What also separates the GFX 100 (and the GFX 100S below) from all other medium format cameras is that it has sensor stabilization built-in as well, which allows this camera to be used in a much wider variety of situations than any other camera with this resolution or those that are even higher resolution. The Phase One IQ 150 (a 150 MP camera) has I am sure amazing image quality but without stabilization it is very limited in how you can work with it. The stabilization in the GFX 100 (and 100S) allows for reliably tack sharp handheld shots down to 1/20th second with a good portion of the GFX lenses. That is utterly astounding–especially having used the Hasselblad H5D 50c WiFi listed above where I could not get a sharp handheld image below 1/500th second with that camera–and it was only 50 MP (i.e. half the resolution). Needless to say, once I worked with the GFX 100 I sold my Hasselblad as it was just redundant.

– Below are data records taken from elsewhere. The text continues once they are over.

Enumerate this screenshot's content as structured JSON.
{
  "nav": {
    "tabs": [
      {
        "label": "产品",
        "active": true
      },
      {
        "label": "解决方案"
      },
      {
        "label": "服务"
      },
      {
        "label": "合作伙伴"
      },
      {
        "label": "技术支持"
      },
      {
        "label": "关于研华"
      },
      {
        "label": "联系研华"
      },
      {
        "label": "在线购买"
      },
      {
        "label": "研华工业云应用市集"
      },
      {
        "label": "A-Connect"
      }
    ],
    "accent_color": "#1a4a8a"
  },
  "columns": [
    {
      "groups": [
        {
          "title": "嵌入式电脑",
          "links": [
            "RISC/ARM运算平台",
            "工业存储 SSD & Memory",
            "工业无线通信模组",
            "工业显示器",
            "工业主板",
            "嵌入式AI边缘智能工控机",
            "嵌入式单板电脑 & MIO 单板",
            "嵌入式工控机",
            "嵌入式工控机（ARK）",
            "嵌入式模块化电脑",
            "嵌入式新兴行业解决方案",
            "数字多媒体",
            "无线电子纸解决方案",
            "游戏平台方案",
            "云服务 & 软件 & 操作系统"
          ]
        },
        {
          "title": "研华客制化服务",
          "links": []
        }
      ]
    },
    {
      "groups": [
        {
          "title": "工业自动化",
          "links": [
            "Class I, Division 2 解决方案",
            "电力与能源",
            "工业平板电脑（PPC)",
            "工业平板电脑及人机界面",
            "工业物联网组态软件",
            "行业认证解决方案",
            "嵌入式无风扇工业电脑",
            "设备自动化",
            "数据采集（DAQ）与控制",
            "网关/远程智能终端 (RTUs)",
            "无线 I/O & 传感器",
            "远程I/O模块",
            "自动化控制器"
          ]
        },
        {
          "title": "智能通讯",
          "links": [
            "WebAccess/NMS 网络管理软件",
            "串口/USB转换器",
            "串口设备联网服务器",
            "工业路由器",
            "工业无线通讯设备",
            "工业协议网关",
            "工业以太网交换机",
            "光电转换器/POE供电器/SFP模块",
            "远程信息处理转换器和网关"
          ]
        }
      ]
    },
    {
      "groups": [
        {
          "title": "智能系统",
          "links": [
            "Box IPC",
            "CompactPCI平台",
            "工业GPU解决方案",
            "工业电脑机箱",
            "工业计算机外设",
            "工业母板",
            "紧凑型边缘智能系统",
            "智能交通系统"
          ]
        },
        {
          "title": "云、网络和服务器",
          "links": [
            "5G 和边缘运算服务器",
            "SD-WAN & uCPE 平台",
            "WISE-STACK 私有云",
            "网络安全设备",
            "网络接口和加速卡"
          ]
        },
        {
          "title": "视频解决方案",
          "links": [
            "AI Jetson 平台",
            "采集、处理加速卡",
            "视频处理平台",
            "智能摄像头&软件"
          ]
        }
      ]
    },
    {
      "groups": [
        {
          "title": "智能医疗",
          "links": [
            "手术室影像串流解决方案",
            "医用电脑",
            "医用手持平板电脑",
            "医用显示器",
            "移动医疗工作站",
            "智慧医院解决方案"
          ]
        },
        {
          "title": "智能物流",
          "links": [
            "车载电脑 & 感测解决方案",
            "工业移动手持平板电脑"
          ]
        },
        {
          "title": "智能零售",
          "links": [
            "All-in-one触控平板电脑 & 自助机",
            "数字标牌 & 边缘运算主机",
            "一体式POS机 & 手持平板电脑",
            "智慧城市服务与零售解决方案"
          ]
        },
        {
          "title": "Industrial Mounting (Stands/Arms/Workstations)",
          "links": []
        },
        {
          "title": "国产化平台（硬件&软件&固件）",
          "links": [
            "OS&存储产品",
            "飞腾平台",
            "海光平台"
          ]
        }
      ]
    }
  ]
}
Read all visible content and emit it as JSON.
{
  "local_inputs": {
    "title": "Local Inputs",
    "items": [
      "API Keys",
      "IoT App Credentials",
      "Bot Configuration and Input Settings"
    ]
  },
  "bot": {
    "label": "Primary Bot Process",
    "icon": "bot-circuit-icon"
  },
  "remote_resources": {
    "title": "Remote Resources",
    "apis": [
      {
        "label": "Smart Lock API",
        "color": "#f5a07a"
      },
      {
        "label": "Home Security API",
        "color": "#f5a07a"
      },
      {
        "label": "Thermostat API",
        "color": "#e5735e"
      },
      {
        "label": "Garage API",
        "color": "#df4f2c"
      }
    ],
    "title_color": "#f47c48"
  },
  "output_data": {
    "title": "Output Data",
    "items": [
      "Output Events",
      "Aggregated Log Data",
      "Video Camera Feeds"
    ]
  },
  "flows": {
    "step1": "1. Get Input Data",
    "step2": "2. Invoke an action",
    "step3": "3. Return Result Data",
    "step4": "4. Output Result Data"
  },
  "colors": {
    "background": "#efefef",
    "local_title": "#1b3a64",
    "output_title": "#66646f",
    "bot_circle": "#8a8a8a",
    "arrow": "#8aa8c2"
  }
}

FUJIFILM GFX 100S
As with the GFX 100 launch, I was privileged to create images for the GFX 100S launch as well. With the same image quality as the GFX 100 but in a smaller, lighter package, the GFX 100S has become my go to camera when I want 102 MP medium format quality and need to go light and fast. The 100S has ever so slightly better image stabilization than the GFX 100 but all in all it is pretty much a smaller, lighter body and also $4,000 cheaper. With this camera, Fujifilm has brought incredible medium format image quality to the masses–or at least the well healed masses.
For the launch we created images of downhill skateboarding in in Malibu, California. The image below was used in Fujifilm’s advertising all over the world. I have since taken the GFX 100S on pretty much all of my assignments since I got it early last year. Notably, I used it for a New Mexico Tourism assignment with a spacesuit, which turned out spectacularly well.
With both the GFX 100 and 100S in my bag, as well as a large collection of GFX lenses, this kit is my go to camera of choice–and it is my most recent favorite camera. For those assignments with crazy fast action that require faster frame rates I take my Nikon Z 9 and Nikkor Z kit. But for the foreseeable future, and that may be the next five years or more, the GFX 100 and 100S will more than adequately serve my needs in terms of image quality for still photography.
Of course, there are a few other cameras that I love, and have owned that didn’t quite make this list. Those include the FUJIFILM X-Pro 3, the Olympus OM-1 (the camera I started on way back when) and possibly the new Nikon Z 9. I haven’t had the Z 9 for long enough to add it to this list. The FUJIFILM X-Pro 3 is definitely a stellar camera as well but was just edged out of the top ten.
If you made it this far, congrats. Let me know what some of your favorite cameras have been in the comments. I have never worked with Leica, Canon or Pentax cameras. They have all made some legendary cameras to be sure. But as with any list like this it is completely biased according to my own experiences–and a lot of fun to consider.